Camera & Sound (Screen Technologies) 2A (PASA6333) 30 credits (0.25 EFTS) To enable students to increase understanding of specialised theories, concepts, techniques and technologies for camera and screen sound. The course focuses on evolving a personal methodology that will give expression to individual creative development and practice.
Editing & Sound (Post-Production Technologies) 2A (PASA6343) 30 credits (0.25 EFTS) To enable students to increase understanding of specialised theories, concepts, techniques and technologies for editing and post-production sound. This course focuses on evolving a personal methodology that will give expression to individual creative development and practice.
Screen Development & Production 2A (PASA6355) 30 credits (0.25 EFTS) To enable students to increase understanding of specialised theories, concepts and techniques for screen development and production. This course focuses on evolving a personal methodology that will give expression to individual creative development and practice in the two areas of writing and production.
Audience, Context & Interpretation (PASA6901) 15 credits (0.125 EFTS) To enable students to examine the ways in which the creator/performer communicates with their audience in an interactive multi-disciplinary learning environment which includes an artist hui at Te Noho Kotahitanga marae. This course focuses on understanding through the analysis of the modes of address and conventions of representation and interpretation commonly associated with performing and screen arts culture.
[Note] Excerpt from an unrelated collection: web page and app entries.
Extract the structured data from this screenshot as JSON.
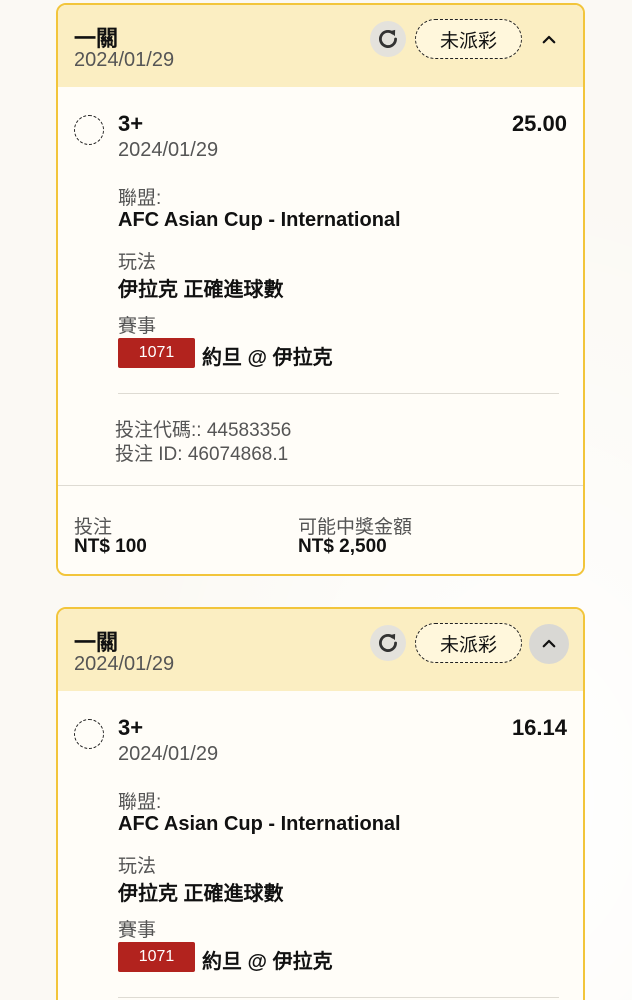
{
  "bets": [
    {
      "type": "一關",
      "date": "2024/01/29",
      "status": "未派彩",
      "selection": "3+",
      "selection_date": "2024/01/29",
      "odds": "25.00",
      "league_label": "聯盟:",
      "league": "AFC Asian Cup - International",
      "market_label": "玩法",
      "market": "伊拉克 正確進球數",
      "event_label": "賽事",
      "match_no": "1071",
      "match": "約旦 @ 伊拉克",
      "bet_code": "投注代碼:: 44583356",
      "bet_id": "投注 ID: 46074868.1",
      "stake_label": "投注",
      "stake": "NT$ 100",
      "payout_label": "可能中獎金額",
      "payout": "NT$ 2,500"
    },
    {
      "type": "一關",
      "date": "2024/01/29",
      "status": "未派彩",
      "selection": "3+",
      "selection_date": "2024/01/29",
      "odds": "16.14",
      "league_label": "聯盟:",
      "league": "AFC Asian Cup - International",
      "market_label": "玩法",
      "market": "伊拉克 正確進球數",
      "event_label": "賽事",
      "match_no": "1071",
      "match": "約旦 @ 伊拉克"
    }
  ],
  "colors": {
    "accent_border": "#f2c53b",
    "header_bg": "#fbeec2",
    "badge_red": "#b2231e"
  },
  "icons": {
    "refresh": "refresh-icon",
    "chevron": "chevron-up-icon",
    "radio": "radio-unchecked-icon"
  }
}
Courses Credits Aim
Contemporary International Cinema (PASA7301) 15 credits (0.125 EFTS) To enable students to examine local and global perspectives and issues influencing the continuing evolution of media screen production and develop the ability to apply critical judgement to creative decisions. This course employs a noho marae to allow students to evaluate and develop responses to cultural/political perspectives as an emergent creative arts practitioner.
Courses Credits Aim
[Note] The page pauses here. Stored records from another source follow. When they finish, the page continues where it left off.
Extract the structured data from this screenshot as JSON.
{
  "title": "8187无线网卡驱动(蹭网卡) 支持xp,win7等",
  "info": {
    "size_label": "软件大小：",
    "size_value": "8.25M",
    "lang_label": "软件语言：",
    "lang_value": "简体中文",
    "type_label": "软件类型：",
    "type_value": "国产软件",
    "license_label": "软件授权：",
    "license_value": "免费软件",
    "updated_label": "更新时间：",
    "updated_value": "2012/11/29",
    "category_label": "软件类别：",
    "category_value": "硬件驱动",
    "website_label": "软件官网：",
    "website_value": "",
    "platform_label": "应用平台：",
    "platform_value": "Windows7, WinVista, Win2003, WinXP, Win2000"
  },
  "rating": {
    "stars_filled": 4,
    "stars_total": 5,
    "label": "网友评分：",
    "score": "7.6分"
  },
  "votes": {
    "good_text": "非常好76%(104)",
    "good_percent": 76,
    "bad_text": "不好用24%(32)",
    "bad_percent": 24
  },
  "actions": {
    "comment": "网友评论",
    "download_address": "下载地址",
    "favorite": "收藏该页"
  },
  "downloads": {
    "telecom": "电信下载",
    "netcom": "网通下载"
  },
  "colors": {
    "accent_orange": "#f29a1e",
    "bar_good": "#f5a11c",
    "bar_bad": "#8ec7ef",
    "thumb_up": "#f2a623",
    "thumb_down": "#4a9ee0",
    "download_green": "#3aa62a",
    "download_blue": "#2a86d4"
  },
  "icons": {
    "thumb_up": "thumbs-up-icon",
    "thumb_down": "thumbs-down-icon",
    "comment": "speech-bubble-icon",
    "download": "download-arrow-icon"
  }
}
Motion Graphic Design (DACA6321) 15.0 credits (0.125 EFTS) The aim of this course is to investigate creative and communicative possibilities offered by motion graphics in a time-based media context. Students will investigate and analyse contemporary practices and trends in time-based media in order to create, plan and produce a well-developed narrative sequence using digital workflows.
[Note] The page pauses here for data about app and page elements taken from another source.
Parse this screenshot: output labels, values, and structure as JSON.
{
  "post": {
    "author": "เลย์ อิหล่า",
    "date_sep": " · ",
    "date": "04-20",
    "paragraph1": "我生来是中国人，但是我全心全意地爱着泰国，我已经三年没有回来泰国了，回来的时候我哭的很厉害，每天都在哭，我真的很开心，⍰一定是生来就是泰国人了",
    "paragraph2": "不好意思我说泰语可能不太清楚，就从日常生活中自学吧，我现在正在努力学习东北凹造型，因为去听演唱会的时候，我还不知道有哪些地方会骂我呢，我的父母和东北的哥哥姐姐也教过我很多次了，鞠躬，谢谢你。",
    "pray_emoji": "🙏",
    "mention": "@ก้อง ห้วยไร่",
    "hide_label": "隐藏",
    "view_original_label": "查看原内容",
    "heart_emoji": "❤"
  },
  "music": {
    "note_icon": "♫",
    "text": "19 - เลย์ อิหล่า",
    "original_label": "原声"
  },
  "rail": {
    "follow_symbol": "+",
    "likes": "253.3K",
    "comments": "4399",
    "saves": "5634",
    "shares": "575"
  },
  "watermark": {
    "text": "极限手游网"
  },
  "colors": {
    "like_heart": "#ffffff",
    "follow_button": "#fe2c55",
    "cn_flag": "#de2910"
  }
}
Skills in Screen Directing 2A (PASA6253) 15 credits (0.125 EFTS) To introduce students to specialised theories, concepts and techniques for directing. This course focuses on enabling students to practically engage with skills in directing for screen media.
Negotiated Creative Project 1 (PASA6605) 15 credits (0.125 EFTS) To enable students to engage practically in a theatre and/or screen production project in a negotiated role using a variety of individual and collaborative approaches. This course provides a practical environment for students to engage in collaborative creative projects from their own specialist perspective.
Courses Credits Aim
Writing the Short Film (PASA7257) 15 credits (0.125 EFTS) To acquire the theoretical, creative and technical skills required to develop short scripts for the screen (or associated medium).
Camera and Sound 3 (PASA7331) 30 credits (0.25 EFTS) To enable students to establish a critical understanding of advanced skills, knowledge, technologies and practices for camera and sound. This course focuses on students employing professionalism in creative and collaborative practice while developing the ability to critically evaluate their own work and that of others.
Editing & Sound (Post-Production) 3 (PASA7341) 30 credits (0.25 EFTS) To enable students to establish a critical understanding of advanced skills, knowledge, technologies and practices for editing and sound design. This course focuses on students employing professionalism in creative and collaborative practice while developing the ability to critically evaluate their own work and that of others.
Screen Production 3 (PASA7371) 30 credits (0.25 EFTS) To enable students to establish a critical understanding of advanced skills, knowledge and practices for screen production. This course focuses on students employing professionalism in creative and collaborative practice while developing the ability to critically evaluate their own work and that of others.